Okay Bobby, let me be the first to tell you that peat/perlite mix is inferior to a balanced organically based soil medium (and technically speaking it is a soiless mix, Opa. Peat is a component, not a soil).
Eventually you will begin to develop some strains of micorrhizal fungii in your "soiless" mix, and it will become soil, but why would you want to put your plants at a disadvantage? Miccorhizae help develop roots, but some strains even take the place of roots early on, helping with air, nutrient, or water uptake in younger plants. You can keep fertility in the soil with chemical fertilizers, but now you've gone back to a soiless mix because you killed the micorhizae with the salts those fertilizers are based on (ask the Carthaginians what salt does to long term soil fertility. Or the Dustbowl Okies.) You have now also limited nutrients to what you provide and you are the arbiter of uptake for micronutrients and other trace elements; plants can't decide how much, they just take whatever is there and I answer SO many questions where people are burning plants with nitrogen or getting deformations due to oversupplying trace elements.

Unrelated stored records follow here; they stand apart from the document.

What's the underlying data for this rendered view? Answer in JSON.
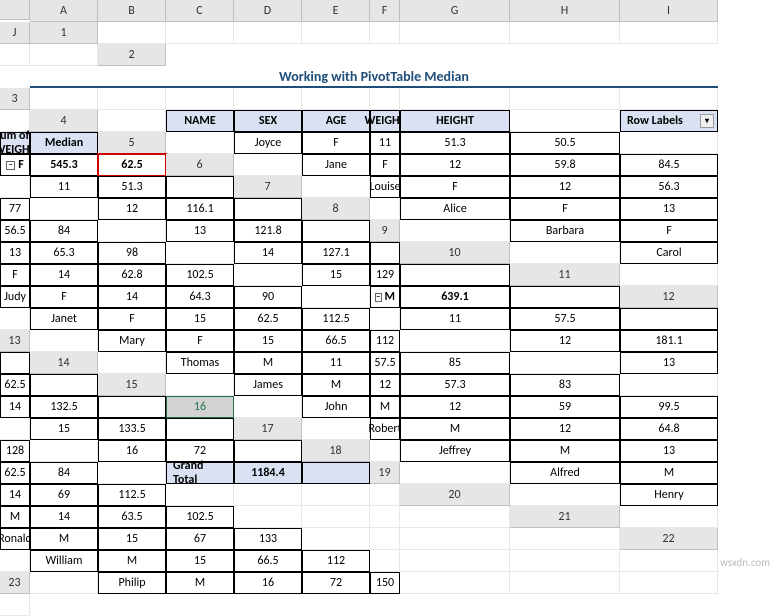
{
  "title": "Working with PivotTable Median",
  "columns": [
    "A",
    "B",
    "C",
    "D",
    "E",
    "F",
    "G",
    "H",
    "I",
    "J"
  ],
  "rows": [
    "1",
    "2",
    "3",
    "4",
    "5",
    "6",
    "7",
    "8",
    "9",
    "10",
    "11",
    "12",
    "13",
    "14",
    "15",
    "16",
    "17",
    "18",
    "19",
    "20",
    "21",
    "22",
    "23"
  ],
  "selected_row": "16",
  "table": {
    "headers": [
      "NAME",
      "SEX",
      "AGE",
      "WEIGHT",
      "HEIGHT"
    ],
    "rows": [
      [
        "Joyce",
        "F",
        "11",
        "51.3",
        "50.5"
      ],
      [
        "Jane",
        "F",
        "12",
        "59.8",
        "84.5"
      ],
      [
        "Louise",
        "F",
        "12",
        "56.3",
        "77"
      ],
      [
        "Alice",
        "F",
        "13",
        "56.5",
        "84"
      ],
      [
        "Barbara",
        "F",
        "13",
        "65.3",
        "98"
      ],
      [
        "Carol",
        "F",
        "14",
        "62.8",
        "102.5"
      ],
      [
        "Judy",
        "F",
        "14",
        "64.3",
        "90"
      ],
      [
        "Janet",
        "F",
        "15",
        "62.5",
        "112.5"
      ],
      [
        "Mary",
        "F",
        "15",
        "66.5",
        "112"
      ],
      [
        "Thomas",
        "M",
        "11",
        "57.5",
        "85"
      ],
      [
        "James",
        "M",
        "12",
        "57.3",
        "83"
      ],
      [
        "John",
        "M",
        "12",
        "59",
        "99.5"
      ],
      [
        "Robert",
        "M",
        "12",
        "64.8",
        "128"
      ],
      [
        "Jeffrey",
        "M",
        "13",
        "62.5",
        "84"
      ],
      [
        "Alfred",
        "M",
        "14",
        "69",
        "112.5"
      ],
      [
        "Henry",
        "M",
        "14",
        "63.5",
        "102.5"
      ],
      [
        "Ronald",
        "M",
        "15",
        "67",
        "133"
      ],
      [
        "William",
        "M",
        "15",
        "66.5",
        "112"
      ],
      [
        "Philip",
        "M",
        "16",
        "72",
        "150"
      ]
    ]
  },
  "pivot": {
    "headers": [
      "Row Labels",
      "Sum of WEIGHT",
      "Median"
    ],
    "rows": [
      {
        "label": "F",
        "sum": "545.3",
        "median": "62.5",
        "group": true
      },
      {
        "label": "11",
        "sum": "51.3",
        "median": ""
      },
      {
        "label": "12",
        "sum": "116.1",
        "median": ""
      },
      {
        "label": "13",
        "sum": "121.8",
        "median": ""
      },
      {
        "label": "14",
        "sum": "127.1",
        "median": ""
      },
      {
        "label": "15",
        "sum": "129",
        "median": ""
      },
      {
        "label": "M",
        "sum": "639.1",
        "median": "",
        "group": true
      },
      {
        "label": "11",
        "sum": "57.5",
        "median": ""
      },
      {
        "label": "12",
        "sum": "181.1",
        "median": ""
      },
      {
        "label": "13",
        "sum": "62.5",
        "median": ""
      },
      {
        "label": "14",
        "sum": "132.5",
        "median": ""
      },
      {
        "label": "15",
        "sum": "133.5",
        "median": ""
      },
      {
        "label": "16",
        "sum": "72",
        "median": ""
      }
    ],
    "total": {
      "label": "Grand Total",
      "sum": "1184.4",
      "median": ""
    }
  },
  "watermark": "wsxdn.com"
}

I did not fertilize my tomatoes once last year. No one on the block had bigger plants or fruit, and when the weather got hot and dry and others plants strarted to stress and look crappy (and stop setting fruit), mine kept going strong. I worked my own compost (Cost=sweat) into the soil when I planted and topdressed twice with the same (combatting weeds at the same time) I just hauled the plants out last weekend with the neighbor (chemical fertilizer/rototiller and three times the plants I had with about as many tomatoes as I had) looking over the fence and he was stunned at the root masses; while he hauled his out single handed with no effort, I had to use both hands and really strain, even used the shovel for the 'Matt's Wild Cherry'.

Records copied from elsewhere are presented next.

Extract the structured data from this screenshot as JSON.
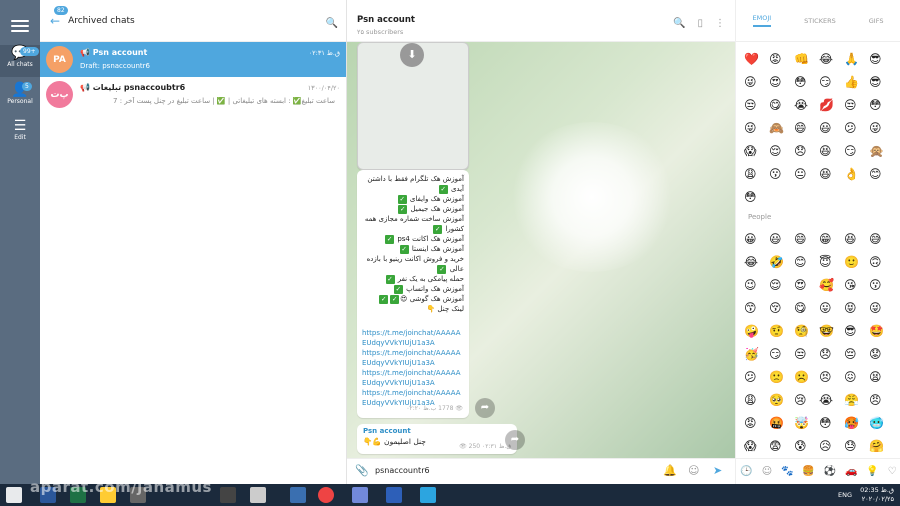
{
  "sidebar": {
    "menu_icon": "hamburger-icon",
    "items": [
      {
        "label": "All chats",
        "badge": "99+",
        "icon": "chat-bubbles-icon"
      },
      {
        "label": "Personal",
        "badge": "5",
        "icon": "person-icon"
      },
      {
        "label": "Edit",
        "icon": "sliders-icon"
      }
    ]
  },
  "chat_list": {
    "header_title": "Archived chats",
    "back_badge": "82",
    "chats": [
      {
        "avatar_initials": "PA",
        "avatar_color": "#f5a066",
        "name": "Psn account",
        "time": "ق.ظ ۰۲:۳۱",
        "preview": "Draft: psnaccountr6",
        "selected": true
      },
      {
        "avatar_initials": "پ‌ت",
        "avatar_color": "#f17a9c",
        "name": "تبلیغات psnaccoubtr6",
        "time": "۱۳۰۰/۰۴/۲۰",
        "preview": "ساعت تبلیغ✅ : ابسته های تبلیغاتی | ✅ | ساعت تبلیغ در چنل پست آخر : 7",
        "selected": false
      }
    ]
  },
  "chat": {
    "title": "Psn account",
    "subtitle": "۲۵ subscribers",
    "post1": {
      "lines": [
        "آموزش هک تلگرام فقط با داشتن آیدی",
        "آموزش هک وایفای",
        "آموزش هک جیمیل",
        "آموزش ساخت شماره مجازی همه کشورا",
        "آموزش هک اکانت ps4",
        "آموزش هک اینستا",
        "خرید و فروش اکانت رینیو با بازده عالی",
        "حمله پیامکی به یک نفر",
        "آموزش هک واتساپ",
        "آموزش هک گوشی",
        "لینک چنل"
      ],
      "links": [
        "https://t.me/joinchat/AAAAAEUdqyVVkYIUjU1a3A",
        "https://t.me/joinchat/AAAAAEUdqyVVkYIUjU1a3A",
        "https://t.me/joinchat/AAAAAEUdqyVVkYIUjU1a3A",
        "https://t.me/joinchat/AAAAAEUdqyVVkYIUjU1a3A"
      ],
      "views": "1778",
      "time": "ب.ظ ۰۲:۲۰"
    },
    "post2": {
      "channel": "Psn account",
      "text": "چنل اصلیمون 💪👇",
      "views": "250",
      "time": "ق.ظ ۰۲:۳۱"
    },
    "compose_value": "psnaccountr6"
  },
  "emoji_panel": {
    "tabs": [
      "EMOJI",
      "STICKERS",
      "GIFS"
    ],
    "active_tab": "EMOJI",
    "section_label": "People",
    "recent": [
      "❤️",
      "😡",
      "👊",
      "😂",
      "🙏",
      "😎",
      "😜",
      "😍",
      "😳",
      "😏",
      "👍",
      "😎",
      "😒",
      "😋",
      "😭",
      "💋",
      "😒",
      "😳",
      "😜",
      "🙈",
      "😄",
      "😃",
      "😕",
      "😜",
      "😱",
      "😌",
      "😞",
      "😆",
      "😏",
      "🙊",
      "😩",
      "😗",
      "😐",
      "😆",
      "👌",
      "😊",
      "😳"
    ],
    "people": [
      "😀",
      "😃",
      "😄",
      "😁",
      "😆",
      "😅",
      "😂",
      "🤣",
      "😊",
      "😇",
      "🙂",
      "🙃",
      "😉",
      "😌",
      "😍",
      "🥰",
      "😘",
      "😗",
      "😙",
      "😚",
      "😋",
      "😛",
      "😝",
      "😜",
      "🤪",
      "🤨",
      "🧐",
      "🤓",
      "😎",
      "🤩",
      "🥳",
      "😏",
      "😒",
      "😞",
      "😔",
      "😟",
      "😕",
      "🙁",
      "☹️",
      "😣",
      "😖",
      "😫",
      "😩",
      "🥺",
      "😢",
      "😭",
      "😤",
      "😠",
      "😡",
      "🤬",
      "🤯",
      "😳",
      "🥵",
      "🥶",
      "😱",
      "😨",
      "😰",
      "😥",
      "😓",
      "🤗"
    ]
  },
  "taskbar": {
    "lang": "ENG",
    "time": "ق.ظ 02:35",
    "date": "۲۰۲۰/۰۲/۲۵",
    "watermark": "aparat.com/janamus"
  }
}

The way you think of hydroponics is exactly how we feel about chemical fertilization. Organic grows bigger healthier plants, period. I work in the nursery trade and have access to all the fetilizer I could carry; slow release temperature controlled, micronutrients, you name it. I have grown that way before; for years actually. Had pretty good plants and fruit, but always struggled during hot, dry weather, and that organic composting stuff seemed like too much work...And those assays on organic fertilizers are so low...(Silly comparison as the chemical stuff is really only available until it washes away, and as there are no miccorhizae to help uptake, that happens as soon as you water)
Try it. Just try it for a season. I have studied and done the reasearch; look yourself. You are getting better food, healthier soil and there really isn't more work because as you work the soil, it gets better every year. Just keeps getting better. The results I got this year (first year in a new garden) are nothing; I'm going to start blowing minds in my neighborhood next year. Meanwhile I'm not polluting our water supply with nitrates, (they're ALWAYS water-soluable, so they wash out of the soil as soon as you water) the plants are healthier (I didn't spray those mater's once) so I'm not killing anything with the 'cides and the quality of my food is better (natural ingredients make natural food). AND it's cheaper (to an old swamp Yankee like me, that's good stuff)

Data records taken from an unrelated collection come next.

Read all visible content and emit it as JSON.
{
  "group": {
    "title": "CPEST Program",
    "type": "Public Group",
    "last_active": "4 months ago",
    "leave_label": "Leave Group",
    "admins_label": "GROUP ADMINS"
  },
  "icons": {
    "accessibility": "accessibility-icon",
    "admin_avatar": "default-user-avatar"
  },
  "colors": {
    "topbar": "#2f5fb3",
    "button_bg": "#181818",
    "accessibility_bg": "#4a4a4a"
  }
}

Long story short; there is a better way. Go organic...
The Helpful Gardener